              Getting Rid of Harmful Chemicals in Your Home Safely

              Do you need help safely identifying and getting rid of harmful chemicals in your home? 

              You’ve come to the right place.

              The Branch Basics Toss The Toxins Online Course takes you through our founders’ step-by-step, room-by-room process to quickly identify, eliminate, and replace all toxic products in your home, from cleaners and laundry products to personal care and food with safer alternatives.

              Already know of some products you want to toss?

              Check out: How To Dispose Cleaning Products Safely (and legally) for helpful disposal resources.

              Toss the Toxins With Branch Basics

              If you’re looking for a healthy and harsh-chemical-free cleaning line that’s simple to use and super effective, check out Branch Basics all-in-one cleaning system.

              Our  Made Safe Certified, Cruelty-Free, cleaning line was designed to replace every cleaner and laundry product in your home with just one natural Concentrate.

              Our Starter Kits (available in refillable plastic or glass) come with everything you need to make your own All-Purpose, Bathroom, Streak-Free, Laundry, and Foaming Wash using just Branch Basics Concentrate plus water.

              How simple is that?

              For more information about Branch Basics products, check out our Starter Kits and How To Get Started With Your Branch Basics Kit for a full written and video tutorial.
              Marilee Nelson

              Marilee Nelson

              Marilee Nelson is an Environmental Toxins expert who has spent nearly 30 years advocating for the chemically-sensitive and chronically-ill.
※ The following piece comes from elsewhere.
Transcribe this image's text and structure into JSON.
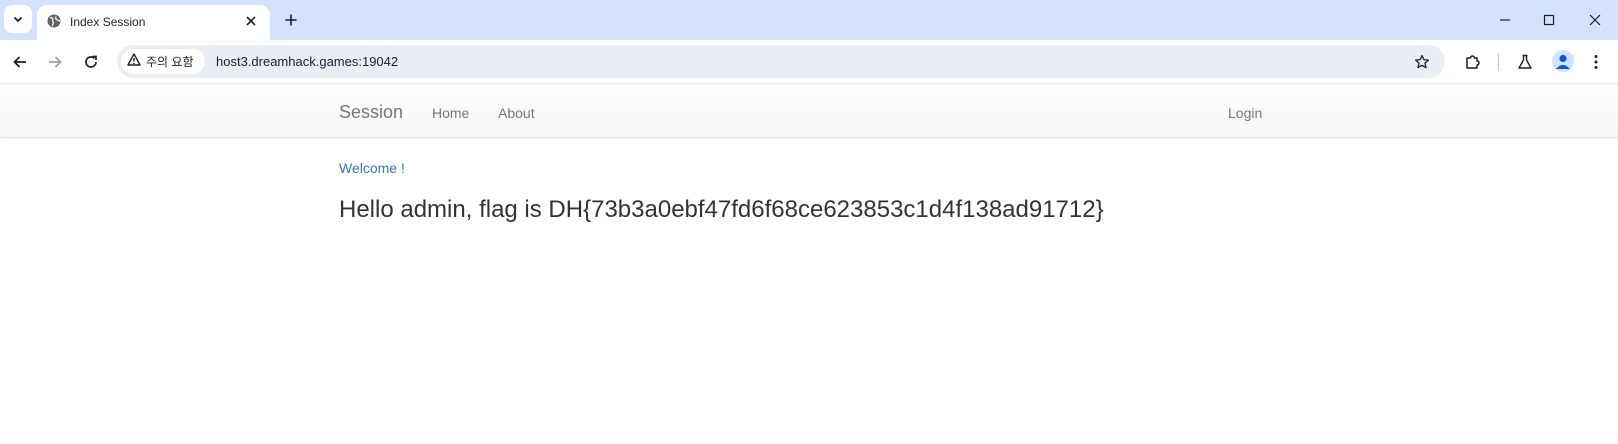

She is a Board Certified Nutritionist, Certified Bau-Biologist and Bau-Biology Inspector and specializes in Food As Medicine. She has helped thousands of families and individuals identify, heal and recover from toxic exposures and is on a mission to revolutionize the way American families view their health.